Directions: Can you give all the records again without altering a single character?

Data excerpts:
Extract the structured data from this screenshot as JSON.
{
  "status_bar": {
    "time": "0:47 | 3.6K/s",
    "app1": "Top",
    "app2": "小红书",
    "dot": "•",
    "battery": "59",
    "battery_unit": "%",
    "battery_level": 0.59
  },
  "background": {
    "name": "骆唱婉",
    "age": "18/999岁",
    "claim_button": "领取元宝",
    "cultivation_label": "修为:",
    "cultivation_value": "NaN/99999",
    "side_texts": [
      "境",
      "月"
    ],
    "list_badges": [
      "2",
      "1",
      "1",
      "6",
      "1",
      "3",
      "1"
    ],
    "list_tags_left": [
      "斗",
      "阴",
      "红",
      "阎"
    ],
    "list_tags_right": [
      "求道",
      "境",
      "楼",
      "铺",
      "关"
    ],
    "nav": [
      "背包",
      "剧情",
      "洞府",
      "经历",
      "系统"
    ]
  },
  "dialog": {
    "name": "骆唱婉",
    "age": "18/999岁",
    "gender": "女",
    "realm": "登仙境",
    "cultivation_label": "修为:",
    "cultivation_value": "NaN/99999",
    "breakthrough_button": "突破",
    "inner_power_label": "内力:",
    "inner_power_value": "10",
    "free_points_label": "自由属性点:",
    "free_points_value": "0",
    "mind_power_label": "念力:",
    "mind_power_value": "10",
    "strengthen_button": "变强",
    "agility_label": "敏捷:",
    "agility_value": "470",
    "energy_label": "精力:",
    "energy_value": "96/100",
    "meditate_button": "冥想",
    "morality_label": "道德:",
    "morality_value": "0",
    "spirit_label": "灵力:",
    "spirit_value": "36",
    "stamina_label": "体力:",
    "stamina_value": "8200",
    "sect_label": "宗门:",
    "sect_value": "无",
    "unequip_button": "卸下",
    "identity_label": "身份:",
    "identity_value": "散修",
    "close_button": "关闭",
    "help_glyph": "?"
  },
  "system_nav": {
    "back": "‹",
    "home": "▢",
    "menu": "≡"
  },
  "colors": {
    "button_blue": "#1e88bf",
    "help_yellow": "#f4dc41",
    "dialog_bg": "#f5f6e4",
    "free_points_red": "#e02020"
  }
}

Solution for this task:
Extract the structured data from this screenshot as JSON.
{
  "status_bar": {
    "time": "0:47 | 3.6K/s",
    "app1": "Top",
    "app2": "小红书",
    "dot": "•",
    "battery": "59",
    "battery_unit": "%",
    "battery_level": 0.59
  },
  "background": {
    "name": "骆唱婉",
    "age": "18/999岁",
    "claim_button": "领取元宝",
    "cultivation_label": "修为:",
    "cultivation_value": "NaN/99999",
    "side_texts": [
      "境",
      "月"
    ],
    "list_badges": [
      "2",
      "1",
      "1",
      "6",
      "1",
      "3",
      "1"
    ],
    "list_tags_left": [
      "斗",
      "阴",
      "红",
      "阎"
    ],
    "list_tags_right": [
      "求道",
      "境",
      "楼",
      "铺",
      "关"
    ],
    "nav": [
      "背包",
      "剧情",
      "洞府",
      "经历",
      "系统"
    ]
  },
  "dialog": {
    "name": "骆唱婉",
    "age": "18/999岁",
    "gender": "女",
    "realm": "登仙境",
    "cultivation_label": "修为:",
    "cultivation_value": "NaN/99999",
    "breakthrough_button": "突破",
    "inner_power_label": "内力:",
    "inner_power_value": "10",
    "free_points_label": "自由属性点:",
    "free_points_value": "0",
    "mind_power_label": "念力:",
    "mind_power_value": "10",
    "strengthen_button": "变强",
    "agility_label": "敏捷:",
    "agility_value": "470",
    "energy_label": "精力:",
    "energy_value": "96/100",
    "meditate_button": "冥想",
    "morality_label": "道德:",
    "morality_value": "0",
    "spirit_label": "灵力:",
    "spirit_value": "36",
    "stamina_label": "体力:",
    "stamina_value": "8200",
    "sect_label": "宗门:",
    "sect_value": "无",
    "unequip_button": "卸下",
    "identity_label": "身份:",
    "identity_value": "散修",
    "close_button": "关闭",
    "help_glyph": "?"
  },
  "system_nav": {
    "back": "‹",
    "home": "▢",
    "menu": "≡"
  },
  "colors": {
    "button_blue": "#1e88bf",
    "help_yellow": "#f4dc41",
    "dialog_bg": "#f5f6e4",
    "free_points_red": "#e02020"
  }
}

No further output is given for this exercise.